→ What is being asked
Each line of the data that includes "数据库表的设计" must be copied.
▼
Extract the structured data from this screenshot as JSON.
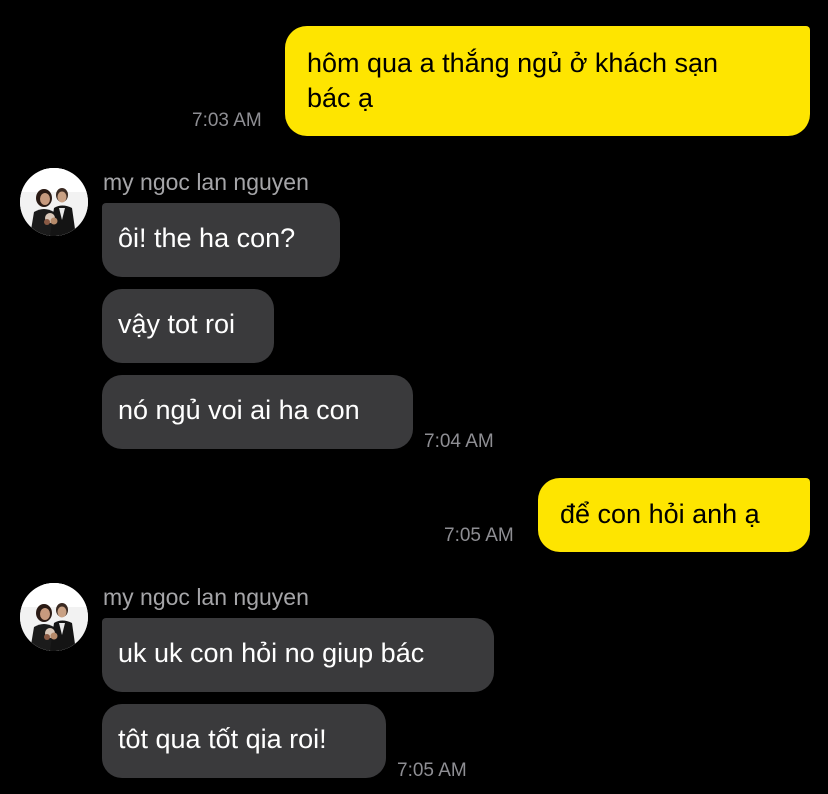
{
  "messages": [
    {
      "id": "m1",
      "direction": "outgoing",
      "text_line1": "hôm qua a thắng ngủ ở khách sạn",
      "text_line2": "bác ạ",
      "time": "7:03 AM"
    },
    {
      "id": "m2",
      "direction": "incoming",
      "sender": "my ngoc lan nguyen",
      "texts": [
        "ôi! the ha con?",
        "vậy tot roi",
        "nó ngủ voi ai ha con"
      ],
      "time": "7:04 AM"
    },
    {
      "id": "m3",
      "direction": "outgoing",
      "text": "để con hỏi anh ạ",
      "time": "7:05 AM"
    },
    {
      "id": "m4",
      "direction": "incoming",
      "sender": "my ngoc lan nguyen",
      "texts": [
        "uk uk con hỏi no giup bác",
        "tôt qua tốt qia roi!"
      ],
      "time": "7:05 AM"
    }
  ],
  "colors": {
    "background": "#000000",
    "outgoing_bubble": "#fee500",
    "incoming_bubble": "#3a3a3c",
    "timestamp": "#8e8e93",
    "sender_name": "#a5a5a8"
  },
  "icons": {
    "avatar": "profile-photo-couple-icon"
  }
}
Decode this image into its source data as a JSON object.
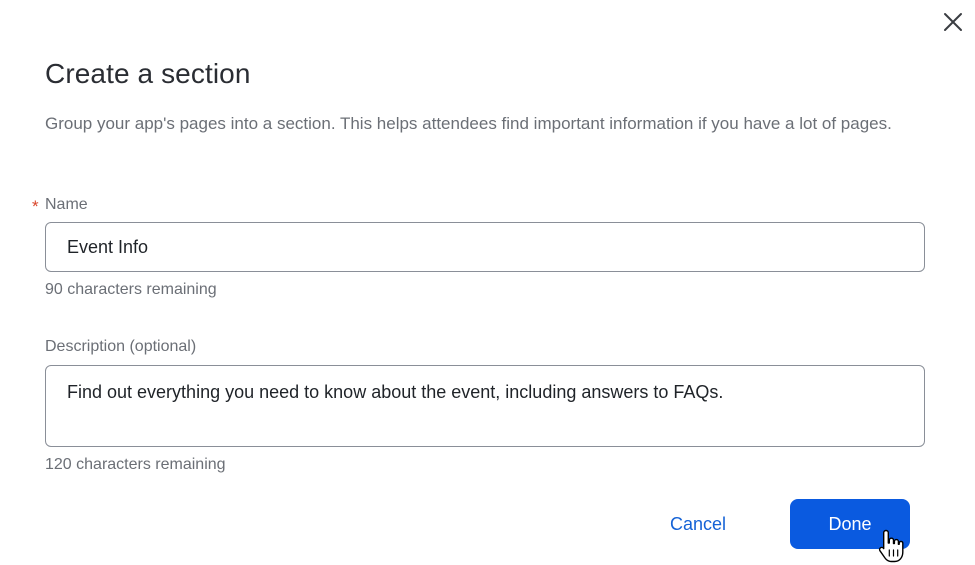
{
  "dialog": {
    "title": "Create a section",
    "intro": "Group your app's pages into a section. This helps attendees find important information if you have a lot of pages.",
    "close_icon": "close-icon"
  },
  "name_field": {
    "required_marker": "*",
    "label": "Name",
    "value": "Event Info",
    "helper": "90 characters remaining"
  },
  "description_field": {
    "label": "Description (optional)",
    "value": "Find out everything you need to know about the event, including answers to FAQs.",
    "helper": "120 characters remaining"
  },
  "actions": {
    "cancel_label": "Cancel",
    "done_label": "Done"
  },
  "colors": {
    "primary": "#0a5ae0",
    "link": "#1462d6",
    "required": "#d9462b"
  },
  "cursor_icon": "hand-pointer-icon"
}
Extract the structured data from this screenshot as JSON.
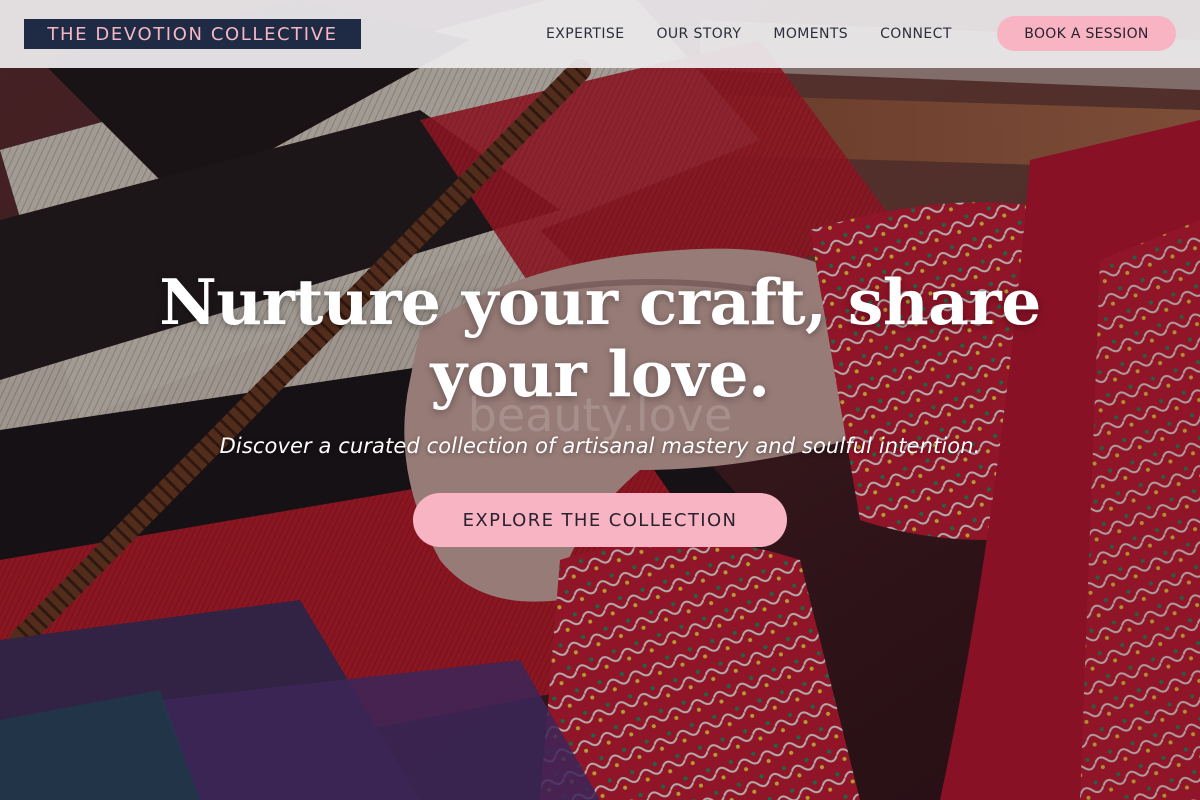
{
  "brand": {
    "logo_text": "THE DEVOTION COLLECTIVE",
    "logo_bg": "#1f2a44",
    "logo_color": "#f5b7c3",
    "accent": "#f8b4c2"
  },
  "nav": {
    "links": [
      {
        "label": "EXPERTISE"
      },
      {
        "label": "OUR STORY"
      },
      {
        "label": "MOMENTS"
      },
      {
        "label": "CONNECT"
      }
    ],
    "cta_label": "BOOK A SESSION"
  },
  "hero": {
    "headline_line1": "Nurture your craft, share",
    "headline_line2": "your love.",
    "subtitle": "Discover a curated collection of artisanal mastery and soulful intention.",
    "cta_label": "EXPLORE THE COLLECTION",
    "watermark": "beauty.love",
    "image_subject": "hands-weaving-on-loom-image"
  }
}
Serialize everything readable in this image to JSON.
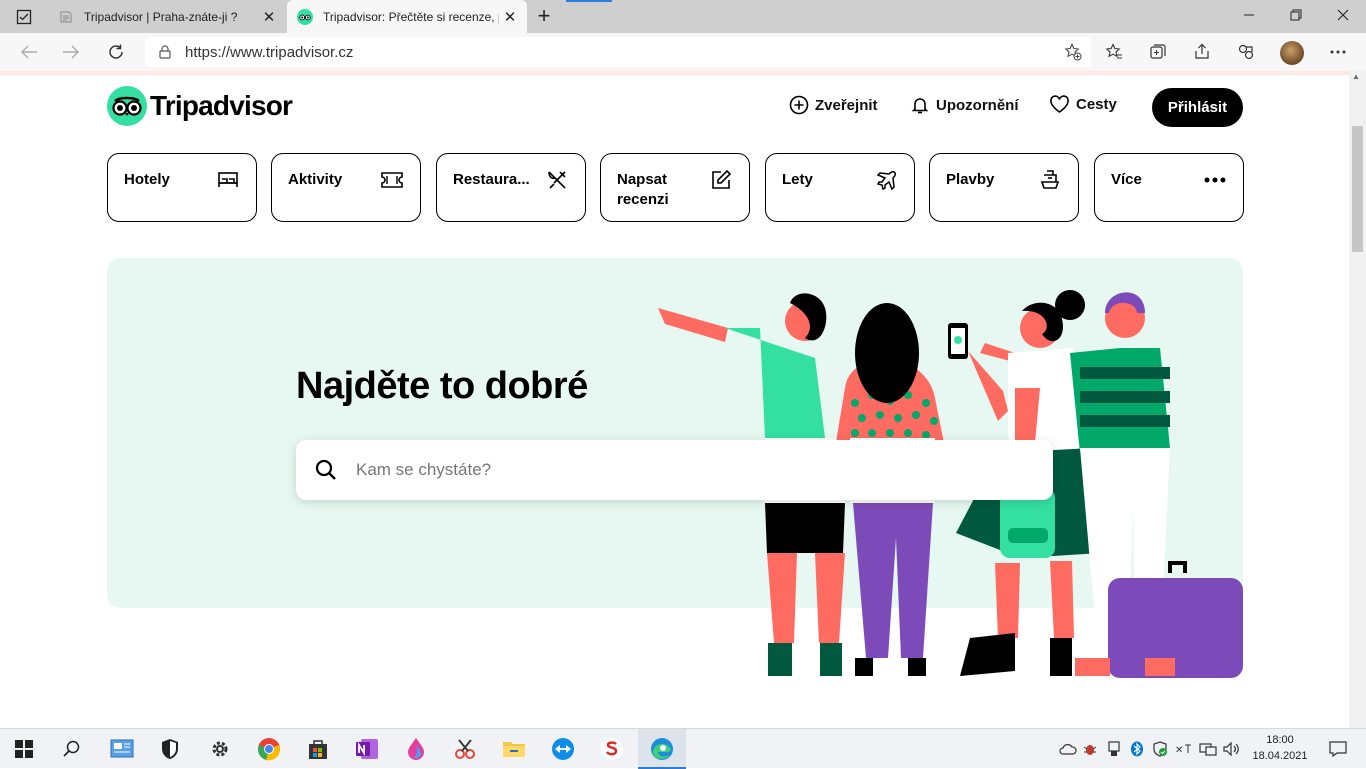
{
  "browser": {
    "tabs": [
      {
        "title": "Tripadvisor | Praha-znáte-ji ?",
        "active": false
      },
      {
        "title": "Tripadvisor: Přečtěte si recenze, p",
        "active": true
      }
    ],
    "url": "https://www.tripadvisor.cz",
    "close_glyph": "✕",
    "new_tab_glyph": "+"
  },
  "site": {
    "logo_text": "Tripadvisor",
    "header": {
      "post": "Zveřejnit",
      "alerts": "Upozornění",
      "trips": "Cesty",
      "signin": "Přihlásit"
    },
    "categories": [
      {
        "label": "Hotely",
        "icon": "bed-icon"
      },
      {
        "label": "Aktivity",
        "icon": "ticket-icon"
      },
      {
        "label": "Restaura...",
        "icon": "cutlery-icon"
      },
      {
        "label": "Napsat recenzi",
        "icon": "edit-icon"
      },
      {
        "label": "Lety",
        "icon": "plane-icon"
      },
      {
        "label": "Plavby",
        "icon": "ship-icon"
      },
      {
        "label": "Více",
        "icon": "more-icon"
      }
    ],
    "hero": {
      "title": "Najděte to dobré",
      "search_placeholder": "Kam se chystáte?"
    },
    "colors": {
      "brand_green": "#34e0a1",
      "hero_bg": "#e6f8f1"
    }
  },
  "taskbar": {
    "time": "18:00",
    "date": "18.04.2021"
  }
}
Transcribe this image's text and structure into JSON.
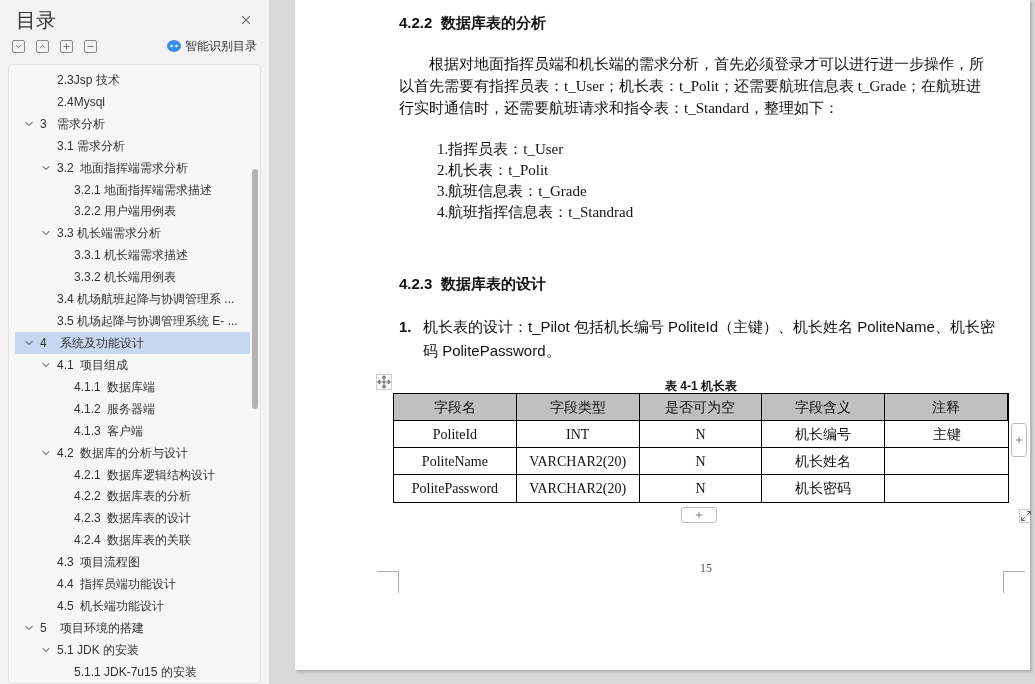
{
  "toc": {
    "title": "目录",
    "smart_button": "智能识别目录",
    "items": [
      {
        "children": [
          {
            "label": "2.3Jsp 技术",
            "selected": false
          },
          {
            "label": "2.4Mysql",
            "selected": false
          }
        ]
      },
      {
        "label": "3   需求分析",
        "expanded": true,
        "selected": false,
        "children": [
          {
            "label": "3.1 需求分析",
            "selected": false
          },
          {
            "label": "3.2  地面指挥端需求分析",
            "expanded": true,
            "selected": false,
            "children": [
              {
                "label": "3.2.1 地面指挥端需求描述",
                "selected": false
              },
              {
                "label": "3.2.2 用户端用例表",
                "selected": false
              }
            ]
          },
          {
            "label": "3.3 机长端需求分析",
            "expanded": true,
            "selected": false,
            "children": [
              {
                "label": "3.3.1 机长端需求描述",
                "selected": false
              },
              {
                "label": "3.3.2 机长端用例表",
                "selected": false
              }
            ]
          },
          {
            "label": "3.4 机场航班起降与协调管理系 ...",
            "selected": false
          },
          {
            "label": "3.5 机场起降与协调管理系统 E- ...",
            "selected": false
          }
        ]
      },
      {
        "label": "4    系统及功能设计",
        "expanded": true,
        "selected": true,
        "children": [
          {
            "label": "4.1  项目组成",
            "expanded": true,
            "selected": false,
            "children": [
              {
                "label": "4.1.1  数据库端",
                "selected": false
              },
              {
                "label": "4.1.2  服务器端",
                "selected": false
              },
              {
                "label": "4.1.3  客户端",
                "selected": false
              }
            ]
          },
          {
            "label": "4.2  数据库的分析与设计",
            "expanded": true,
            "selected": false,
            "children": [
              {
                "label": "4.2.1  数据库逻辑结构设计",
                "selected": false
              },
              {
                "label": "4.2.2  数据库表的分析",
                "selected": false
              },
              {
                "label": "4.2.3  数据库表的设计",
                "selected": false
              },
              {
                "label": "4.2.4  数据库表的关联",
                "selected": false
              }
            ]
          },
          {
            "label": "4.3  项目流程图",
            "selected": false
          },
          {
            "label": "4.4  指挥员端功能设计",
            "selected": false
          },
          {
            "label": "4.5  机长端功能设计",
            "selected": false
          }
        ]
      },
      {
        "label": "5    项目环境的搭建",
        "expanded": true,
        "selected": false,
        "children": [
          {
            "label": "5.1 JDK 的安装",
            "expanded": true,
            "selected": false,
            "children": [
              {
                "label": "5.1.1 JDK-7u15 的安装",
                "selected": false
              }
            ]
          }
        ]
      }
    ]
  },
  "document": {
    "heading_1": "4.2.2  数据库表的分析",
    "paragraph": "根据对地面指挥员端和机长端的需求分析，首先必须登录才可以进行进一步操作，所以首先需要有指挥员表：t_User；机长表：t_Polit；还需要航班信息表 t_Grade；在航班进行实时通信时，还需要航班请求和指令表：t_Standard，整理如下：",
    "list": [
      "1.指挥员表：t_User",
      "2.机长表：t_Polit",
      "3.航班信息表：t_Grade",
      "4.航班指挥信息表：t_Standrad"
    ],
    "heading_2": "4.2.3  数据库表的设计",
    "numbered_item": {
      "number": "1.",
      "text": "机长表的设计：t_Pilot 包括机长编号 PoliteId（主键）、机长姓名 PoliteName、机长密码 PolitePassword。"
    },
    "table": {
      "caption": "表 4-1  机长表",
      "columns": [
        "字段名",
        "字段类型",
        "是否可为空",
        "字段含义",
        "注释"
      ],
      "rows": [
        [
          "PoliteId",
          "INT",
          "N",
          "机长编号",
          "主键"
        ],
        [
          "PoliteName",
          "VARCHAR2(20)",
          "N",
          "机长姓名",
          ""
        ],
        [
          "PolitePassword",
          "VARCHAR2(20)",
          "N",
          "机长密码",
          ""
        ]
      ]
    },
    "page_number": "15"
  }
}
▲
→ Answer area
                "label": "4.2.3  数据库表的设计",
    "heading_2": "4.2.3  数据库表的设计",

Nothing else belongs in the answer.